- **Exercise brief**:
Set down the full listing exactly, character for character.

----------------------------------------

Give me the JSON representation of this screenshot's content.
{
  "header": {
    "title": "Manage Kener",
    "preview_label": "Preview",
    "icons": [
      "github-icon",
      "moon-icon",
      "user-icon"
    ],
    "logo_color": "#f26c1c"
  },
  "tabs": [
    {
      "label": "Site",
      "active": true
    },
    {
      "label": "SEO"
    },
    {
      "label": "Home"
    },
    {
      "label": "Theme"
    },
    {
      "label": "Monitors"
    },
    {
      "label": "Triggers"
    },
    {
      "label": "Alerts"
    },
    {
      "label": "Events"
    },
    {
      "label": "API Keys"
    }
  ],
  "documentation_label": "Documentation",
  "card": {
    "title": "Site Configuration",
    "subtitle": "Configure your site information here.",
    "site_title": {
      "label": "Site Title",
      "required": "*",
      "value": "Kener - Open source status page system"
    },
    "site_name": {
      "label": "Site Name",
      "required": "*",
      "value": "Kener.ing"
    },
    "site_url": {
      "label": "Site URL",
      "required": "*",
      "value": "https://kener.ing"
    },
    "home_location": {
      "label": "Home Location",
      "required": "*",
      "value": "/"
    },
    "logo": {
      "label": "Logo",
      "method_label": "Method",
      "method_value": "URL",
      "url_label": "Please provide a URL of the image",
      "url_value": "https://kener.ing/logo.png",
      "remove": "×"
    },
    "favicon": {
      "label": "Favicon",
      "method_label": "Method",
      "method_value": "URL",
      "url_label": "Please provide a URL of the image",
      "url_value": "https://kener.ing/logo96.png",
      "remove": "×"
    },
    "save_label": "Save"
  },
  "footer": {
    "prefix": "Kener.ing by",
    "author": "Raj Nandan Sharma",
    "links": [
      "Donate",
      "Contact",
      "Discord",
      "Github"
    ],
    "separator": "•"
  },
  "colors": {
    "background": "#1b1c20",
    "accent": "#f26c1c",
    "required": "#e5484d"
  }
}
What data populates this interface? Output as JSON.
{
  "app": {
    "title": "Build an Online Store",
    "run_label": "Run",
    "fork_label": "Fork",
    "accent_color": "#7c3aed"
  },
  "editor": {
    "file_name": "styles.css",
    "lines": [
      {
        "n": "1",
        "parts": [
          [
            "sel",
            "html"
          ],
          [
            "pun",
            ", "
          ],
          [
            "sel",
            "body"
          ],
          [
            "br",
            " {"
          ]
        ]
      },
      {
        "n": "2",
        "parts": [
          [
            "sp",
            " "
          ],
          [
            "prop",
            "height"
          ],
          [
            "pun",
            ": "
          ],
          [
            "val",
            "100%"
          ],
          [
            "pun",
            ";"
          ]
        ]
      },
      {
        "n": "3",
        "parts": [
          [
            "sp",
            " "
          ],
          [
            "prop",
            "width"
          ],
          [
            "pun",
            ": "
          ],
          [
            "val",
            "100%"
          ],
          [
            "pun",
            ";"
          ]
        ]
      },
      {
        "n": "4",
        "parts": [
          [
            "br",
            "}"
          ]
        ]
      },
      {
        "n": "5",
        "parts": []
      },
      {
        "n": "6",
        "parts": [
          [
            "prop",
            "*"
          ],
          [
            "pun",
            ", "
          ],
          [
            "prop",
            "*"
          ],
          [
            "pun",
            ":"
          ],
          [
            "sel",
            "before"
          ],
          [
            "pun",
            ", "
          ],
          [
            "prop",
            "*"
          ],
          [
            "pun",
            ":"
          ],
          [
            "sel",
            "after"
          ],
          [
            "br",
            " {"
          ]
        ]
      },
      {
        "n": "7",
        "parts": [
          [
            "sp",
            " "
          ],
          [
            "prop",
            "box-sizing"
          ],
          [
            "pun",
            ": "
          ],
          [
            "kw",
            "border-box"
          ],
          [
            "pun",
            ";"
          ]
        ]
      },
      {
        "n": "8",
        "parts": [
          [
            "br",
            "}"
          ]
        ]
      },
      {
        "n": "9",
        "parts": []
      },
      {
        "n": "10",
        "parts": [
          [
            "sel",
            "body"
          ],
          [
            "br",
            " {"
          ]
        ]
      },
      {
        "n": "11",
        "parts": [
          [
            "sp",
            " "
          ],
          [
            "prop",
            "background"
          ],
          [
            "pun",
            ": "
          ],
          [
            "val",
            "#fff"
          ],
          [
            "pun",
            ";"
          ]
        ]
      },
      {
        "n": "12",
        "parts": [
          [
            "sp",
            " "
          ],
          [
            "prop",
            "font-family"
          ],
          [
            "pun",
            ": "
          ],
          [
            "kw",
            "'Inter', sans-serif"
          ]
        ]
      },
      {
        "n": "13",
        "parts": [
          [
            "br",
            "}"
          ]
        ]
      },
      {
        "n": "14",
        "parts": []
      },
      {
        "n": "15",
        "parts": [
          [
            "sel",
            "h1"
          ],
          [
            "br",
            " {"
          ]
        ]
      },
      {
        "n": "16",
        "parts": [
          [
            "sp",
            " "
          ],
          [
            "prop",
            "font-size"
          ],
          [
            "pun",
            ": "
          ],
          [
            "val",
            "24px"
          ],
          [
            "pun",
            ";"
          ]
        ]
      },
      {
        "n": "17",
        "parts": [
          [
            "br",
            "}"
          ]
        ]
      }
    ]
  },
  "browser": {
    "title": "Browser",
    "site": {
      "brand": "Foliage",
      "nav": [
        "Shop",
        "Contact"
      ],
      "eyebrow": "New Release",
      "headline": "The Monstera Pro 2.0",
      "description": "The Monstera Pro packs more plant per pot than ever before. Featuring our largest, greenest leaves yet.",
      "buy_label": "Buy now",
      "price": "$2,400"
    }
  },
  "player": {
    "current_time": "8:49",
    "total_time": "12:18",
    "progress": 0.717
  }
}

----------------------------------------

- **Answer to this task**:
Give me the JSON representation of this screenshot's content.
{
  "header": {
    "title": "Manage Kener",
    "preview_label": "Preview",
    "icons": [
      "github-icon",
      "moon-icon",
      "user-icon"
    ],
    "logo_color": "#f26c1c"
  },
  "tabs": [
    {
      "label": "Site",
      "active": true
    },
    {
      "label": "SEO"
    },
    {
      "label": "Home"
    },
    {
      "label": "Theme"
    },
    {
      "label": "Monitors"
    },
    {
      "label": "Triggers"
    },
    {
      "label": "Alerts"
    },
    {
      "label": "Events"
    },
    {
      "label": "API Keys"
    }
  ],
  "documentation_label": "Documentation",
  "card": {
    "title": "Site Configuration",
    "subtitle": "Configure your site information here.",
    "site_title": {
      "label": "Site Title",
      "required": "*",
      "value": "Kener - Open source status page system"
    },
    "site_name": {
      "label": "Site Name",
      "required": "*",
      "value": "Kener.ing"
    },
    "site_url": {
      "label": "Site URL",
      "required": "*",
      "value": "https://kener.ing"
    },
    "home_location": {
      "label": "Home Location",
      "required": "*",
      "value": "/"
    },
    "logo": {
      "label": "Logo",
      "method_label": "Method",
      "method_value": "URL",
      "url_label": "Please provide a URL of the image",
      "url_value": "https://kener.ing/logo.png",
      "remove": "×"
    },
    "favicon": {
      "label": "Favicon",
      "method_label": "Method",
      "method_value": "URL",
      "url_label": "Please provide a URL of the image",
      "url_value": "https://kener.ing/logo96.png",
      "remove": "×"
    },
    "save_label": "Save"
  },
  "footer": {
    "prefix": "Kener.ing by",
    "author": "Raj Nandan Sharma",
    "links": [
      "Donate",
      "Contact",
      "Discord",
      "Github"
    ],
    "separator": "•"
  },
  "colors": {
    "background": "#1b1c20",
    "accent": "#f26c1c",
    "required": "#e5484d"
  }
}
What data populates this interface? Output as JSON.
{
  "app": {
    "title": "Build an Online Store",
    "run_label": "Run",
    "fork_label": "Fork",
    "accent_color": "#7c3aed"
  },
  "editor": {
    "file_name": "styles.css",
    "lines": [
      {
        "n": "1",
        "parts": [
          [
            "sel",
            "html"
          ],
          [
            "pun",
            ", "
          ],
          [
            "sel",
            "body"
          ],
          [
            "br",
            " {"
          ]
        ]
      },
      {
        "n": "2",
        "parts": [
          [
            "sp",
            " "
          ],
          [
            "prop",
            "height"
          ],
          [
            "pun",
            ": "
          ],
          [
            "val",
            "100%"
          ],
          [
            "pun",
            ";"
          ]
        ]
      },
      {
        "n": "3",
        "parts": [
          [
            "sp",
            " "
          ],
          [
            "prop",
            "width"
          ],
          [
            "pun",
            ": "
          ],
          [
            "val",
            "100%"
          ],
          [
            "pun",
            ";"
          ]
        ]
      },
      {
        "n": "4",
        "parts": [
          [
            "br",
            "}"
          ]
        ]
      },
      {
        "n": "5",
        "parts": []
      },
      {
        "n": "6",
        "parts": [
          [
            "prop",
            "*"
          ],
          [
            "pun",
            ", "
          ],
          [
            "prop",
            "*"
          ],
          [
            "pun",
            ":"
          ],
          [
            "sel",
            "before"
          ],
          [
            "pun",
            ", "
          ],
          [
            "prop",
            "*"
          ],
          [
            "pun",
            ":"
          ],
          [
            "sel",
            "after"
          ],
          [
            "br",
            " {"
          ]
        ]
      },
      {
        "n": "7",
        "parts": [
          [
            "sp",
            " "
          ],
          [
            "prop",
            "box-sizing"
          ],
          [
            "pun",
            ": "
          ],
          [
            "kw",
            "border-box"
          ],
          [
            "pun",
            ";"
          ]
        ]
      },
      {
        "n": "8",
        "parts": [
          [
            "br",
            "}"
          ]
        ]
      },
      {
        "n": "9",
        "parts": []
      },
      {
        "n": "10",
        "parts": [
          [
            "sel",
            "body"
          ],
          [
            "br",
            " {"
          ]
        ]
      },
      {
        "n": "11",
        "parts": [
          [
            "sp",
            " "
          ],
          [
            "prop",
            "background"
          ],
          [
            "pun",
            ": "
          ],
          [
            "val",
            "#fff"
          ],
          [
            "pun",
            ";"
          ]
        ]
      },
      {
        "n": "12",
        "parts": [
          [
            "sp",
            " "
          ],
          [
            "prop",
            "font-family"
          ],
          [
            "pun",
            ": "
          ],
          [
            "kw",
            "'Inter', sans-serif"
          ]
        ]
      },
      {
        "n": "13",
        "parts": [
          [
            "br",
            "}"
          ]
        ]
      },
      {
        "n": "14",
        "parts": []
      },
      {
        "n": "15",
        "parts": [
          [
            "sel",
            "h1"
          ],
          [
            "br",
            " {"
          ]
        ]
      },
      {
        "n": "16",
        "parts": [
          [
            "sp",
            " "
          ],
          [
            "prop",
            "font-size"
          ],
          [
            "pun",
            ": "
          ],
          [
            "val",
            "24px"
          ],
          [
            "pun",
            ";"
          ]
        ]
      },
      {
        "n": "17",
        "parts": [
          [
            "br",
            "}"
          ]
        ]
      }
    ]
  },
  "browser": {
    "title": "Browser",
    "site": {
      "brand": "Foliage",
      "nav": [
        "Shop",
        "Contact"
      ],
      "eyebrow": "New Release",
      "headline": "The Monstera Pro 2.0",
      "description": "The Monstera Pro packs more plant per pot than ever before. Featuring our largest, greenest leaves yet.",
      "buy_label": "Buy now",
      "price": "$2,400"
    }
  },
  "player": {
    "current_time": "8:49",
    "total_time": "12:18",
    "progress": 0.717
  }
}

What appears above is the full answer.